I kind of love it, but here’s what’s wrong with it:
- It tacitly endorses surveillance culture.
- It nakedly panders to our sense of ourselves as, variously, quirky, likable, generous, and virtuous.
- All of this behavior is explicitly tied to drinking Coke.
- I’m reasonably sure the Coca-Cola company cares little about how quirky, likable, generous, or virtuous I am so long as I buy their product. If it became clear tomorrow that pedophiles and serial killers were the most reliable and numerous consumers of soft drinks, Coke would find a way of pandering to them.
That being said, you have to appreciate the ways in which the ad’s makers push our buttons. Advertising, after all, is the art of making us feel at the expense of making us think. You come out of watching the ad slightly more optimistic about the human race, if not genuinely happy. People are amazing! Look, we have footage! And they drink Coke!
Ads like this always make me very conflicted. On one hand, I love watching all that found footage. Whenever I’m starting to feel really cynical about life, I’ll usually be turned around by some random act of kindness I witness or experience. People are amazing—and here’s the video footage to prove that.
But I’m also always aware of why and how these images are being deployed when I see them in advertising.
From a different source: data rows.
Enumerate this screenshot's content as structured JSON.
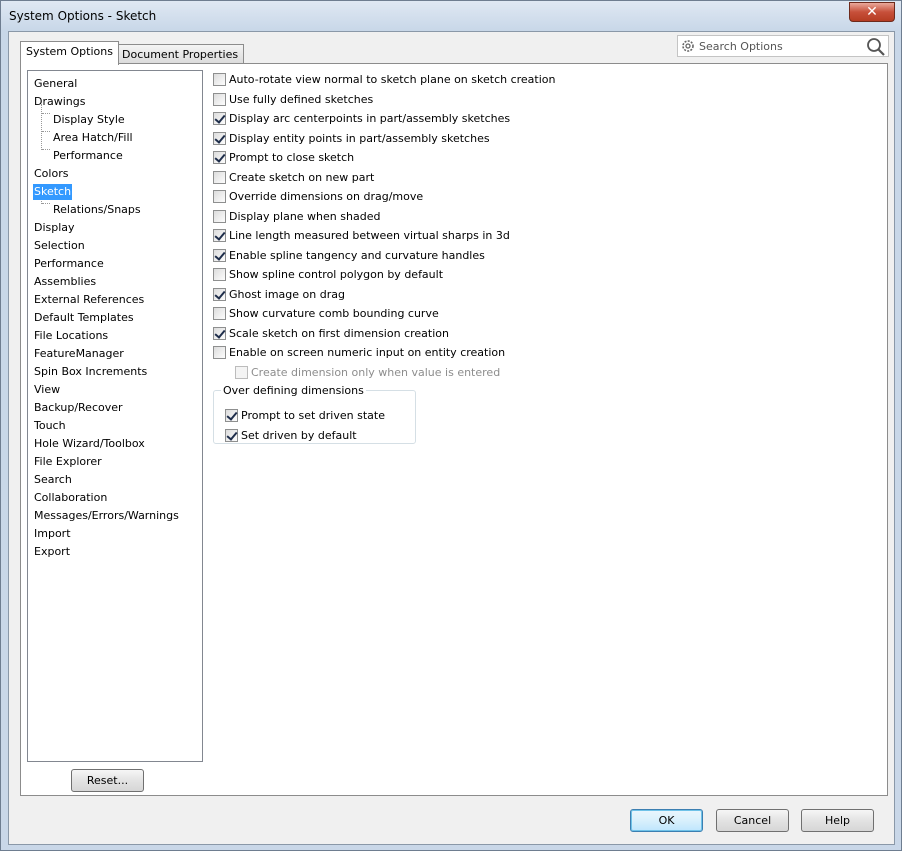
{
  "window": {
    "title": "System Options - Sketch",
    "close_glyph": "✕"
  },
  "tabs": [
    {
      "label": "System Options"
    },
    {
      "label": "Document Properties"
    }
  ],
  "search": {
    "placeholder": "Search Options",
    "gear_icon": "gear-icon",
    "magnifier_icon": "search-icon"
  },
  "tree": {
    "items": [
      {
        "label": "General"
      },
      {
        "label": "Drawings"
      },
      {
        "label": "Display Style"
      },
      {
        "label": "Area Hatch/Fill"
      },
      {
        "label": "Performance"
      },
      {
        "label": "Colors"
      },
      {
        "label": "Sketch"
      },
      {
        "label": "Relations/Snaps"
      },
      {
        "label": "Display"
      },
      {
        "label": "Selection"
      },
      {
        "label": "Performance"
      },
      {
        "label": "Assemblies"
      },
      {
        "label": "External References"
      },
      {
        "label": "Default Templates"
      },
      {
        "label": "File Locations"
      },
      {
        "label": "FeatureManager"
      },
      {
        "label": "Spin Box Increments"
      },
      {
        "label": "View"
      },
      {
        "label": "Backup/Recover"
      },
      {
        "label": "Touch"
      },
      {
        "label": "Hole Wizard/Toolbox"
      },
      {
        "label": "File Explorer"
      },
      {
        "label": "Search"
      },
      {
        "label": "Collaboration"
      },
      {
        "label": "Messages/Errors/Warnings"
      },
      {
        "label": "Import"
      },
      {
        "label": "Export"
      }
    ],
    "selected": "Sketch"
  },
  "options": [
    {
      "label": "Auto-rotate view normal to sketch plane on sketch creation",
      "checked": false
    },
    {
      "label": "Use fully defined sketches",
      "checked": false
    },
    {
      "label": "Display arc centerpoints in part/assembly sketches",
      "checked": true
    },
    {
      "label": "Display entity points in part/assembly sketches",
      "checked": true
    },
    {
      "label": "Prompt to close sketch",
      "checked": true
    },
    {
      "label": "Create sketch on new part",
      "checked": false
    },
    {
      "label": "Override dimensions on drag/move",
      "checked": false
    },
    {
      "label": "Display plane when shaded",
      "checked": false
    },
    {
      "label": "Line length measured between virtual sharps in 3d",
      "checked": true
    },
    {
      "label": "Enable spline tangency and curvature handles",
      "checked": true
    },
    {
      "label": "Show spline control polygon by default",
      "checked": false
    },
    {
      "label": "Ghost image on drag",
      "checked": true
    },
    {
      "label": "Show curvature comb bounding curve",
      "checked": false
    },
    {
      "label": "Scale sketch on first dimension creation",
      "checked": true
    },
    {
      "label": "Enable on screen numeric input on entity creation",
      "checked": false
    },
    {
      "label": "Create dimension only when value is entered",
      "checked": false,
      "disabled": true
    }
  ],
  "over_defining": {
    "title": "Over defining dimensions",
    "options": [
      {
        "label": "Prompt to set driven state",
        "checked": true
      },
      {
        "label": "Set driven by default",
        "checked": true
      }
    ]
  },
  "buttons": {
    "reset": "Reset...",
    "ok": "OK",
    "cancel": "Cancel",
    "help": "Help"
  }
}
Not that it makes a big difference for me: I really only ever drink pop these days as a hangover cure, and then I’m hardly brand loyal (“Coke, please.” “Pepsi OK?” “Whatever. Just give it to me NOW.”) So what do I care? Possibly because I resent having my emotions manipulated in the name of branding … but then, with actual TV ads, at least there’s the understanding of what they’re after. I find ads infinitely less annoying than when characters on a TV show I’m watching start expounding on the virtues of the Ford Focus and its onboard GPS.
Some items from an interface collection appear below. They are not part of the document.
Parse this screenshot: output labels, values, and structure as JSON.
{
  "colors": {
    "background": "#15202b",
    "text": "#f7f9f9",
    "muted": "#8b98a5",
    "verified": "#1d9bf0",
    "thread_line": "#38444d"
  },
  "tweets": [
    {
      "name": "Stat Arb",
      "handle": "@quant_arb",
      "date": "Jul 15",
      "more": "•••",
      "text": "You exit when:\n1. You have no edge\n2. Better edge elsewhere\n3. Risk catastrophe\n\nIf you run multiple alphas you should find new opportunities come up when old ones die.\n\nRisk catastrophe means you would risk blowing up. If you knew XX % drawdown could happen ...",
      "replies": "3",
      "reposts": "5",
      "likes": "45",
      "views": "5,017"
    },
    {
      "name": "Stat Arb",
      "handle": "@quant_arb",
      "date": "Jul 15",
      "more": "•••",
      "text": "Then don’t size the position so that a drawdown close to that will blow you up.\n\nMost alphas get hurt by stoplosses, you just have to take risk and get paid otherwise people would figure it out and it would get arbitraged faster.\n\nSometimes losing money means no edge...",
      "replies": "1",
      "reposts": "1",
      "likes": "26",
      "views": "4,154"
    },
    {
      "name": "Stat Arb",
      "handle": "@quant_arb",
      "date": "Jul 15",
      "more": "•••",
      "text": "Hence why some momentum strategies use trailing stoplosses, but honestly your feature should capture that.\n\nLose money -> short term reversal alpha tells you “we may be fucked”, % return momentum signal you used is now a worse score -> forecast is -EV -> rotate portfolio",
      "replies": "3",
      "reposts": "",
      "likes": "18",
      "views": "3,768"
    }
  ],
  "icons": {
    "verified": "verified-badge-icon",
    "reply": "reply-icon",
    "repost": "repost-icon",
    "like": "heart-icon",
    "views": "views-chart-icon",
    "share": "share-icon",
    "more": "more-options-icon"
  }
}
Plus, there’s the fact that some ads are just good at what they do … even when their manipulation of your emotions is so cynical that it’s quite breathtaking. Exhibit A on this front has to be the following Bell ad:
This ad doesn’t make me tear up so much as it makes me sob. Seriously. It doesn’t make me want to switch my phone service back to Bell, mind you, so I suppose that it’s a failure there. But it does absolutely punch a handful of my personal buttons, given that I am (a) a WWII history buff; (b) so very proud of Canada’s military history; and (c) generally anxious about what happens when we lose that living link to such an important part of our past.
I know everything wrong with the ad, but I love it nevertheless.
I’m curious to hear other peoples’s thoughts. What advertising functions for you as ambivalent pleasures?